[ASSIGNMENT] From the records below, find each line with the string "label" and copy it.

[RECORDED INFORMATION]
------------

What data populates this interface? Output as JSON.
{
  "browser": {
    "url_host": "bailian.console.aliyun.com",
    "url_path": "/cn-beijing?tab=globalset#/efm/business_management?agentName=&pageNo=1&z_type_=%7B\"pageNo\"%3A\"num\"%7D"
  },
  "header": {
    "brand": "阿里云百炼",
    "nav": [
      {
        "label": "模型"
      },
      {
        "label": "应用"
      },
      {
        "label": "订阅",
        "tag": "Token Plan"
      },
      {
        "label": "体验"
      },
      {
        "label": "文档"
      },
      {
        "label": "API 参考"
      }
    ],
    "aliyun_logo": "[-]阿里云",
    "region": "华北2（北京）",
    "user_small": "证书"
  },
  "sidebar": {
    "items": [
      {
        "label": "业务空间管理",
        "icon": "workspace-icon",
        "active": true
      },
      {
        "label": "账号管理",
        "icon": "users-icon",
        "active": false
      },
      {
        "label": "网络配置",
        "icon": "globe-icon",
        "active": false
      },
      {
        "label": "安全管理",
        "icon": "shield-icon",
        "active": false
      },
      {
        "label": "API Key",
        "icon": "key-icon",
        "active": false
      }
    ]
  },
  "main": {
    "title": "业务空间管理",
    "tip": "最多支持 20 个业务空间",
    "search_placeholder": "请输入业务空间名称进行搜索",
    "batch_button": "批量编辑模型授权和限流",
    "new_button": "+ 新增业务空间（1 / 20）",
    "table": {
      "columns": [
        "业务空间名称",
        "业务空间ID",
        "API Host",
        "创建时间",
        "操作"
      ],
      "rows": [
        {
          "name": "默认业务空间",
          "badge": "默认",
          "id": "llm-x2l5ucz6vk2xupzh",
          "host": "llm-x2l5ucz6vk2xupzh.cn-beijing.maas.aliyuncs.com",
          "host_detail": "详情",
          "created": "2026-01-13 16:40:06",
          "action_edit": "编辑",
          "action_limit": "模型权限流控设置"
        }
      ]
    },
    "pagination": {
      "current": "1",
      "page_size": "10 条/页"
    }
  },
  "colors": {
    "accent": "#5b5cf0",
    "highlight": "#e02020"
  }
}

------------

[PROBLEM SOLUTION]
        "label": "模型"
        "label": "应用"
        "label": "订阅",
        "label": "体验"
        "label": "文档"
        "label": "API 参考"
        "label": "业务空间管理",
        "label": "账号管理",
        "label": "网络配置",
        "label": "安全管理",
        "label": "API Key",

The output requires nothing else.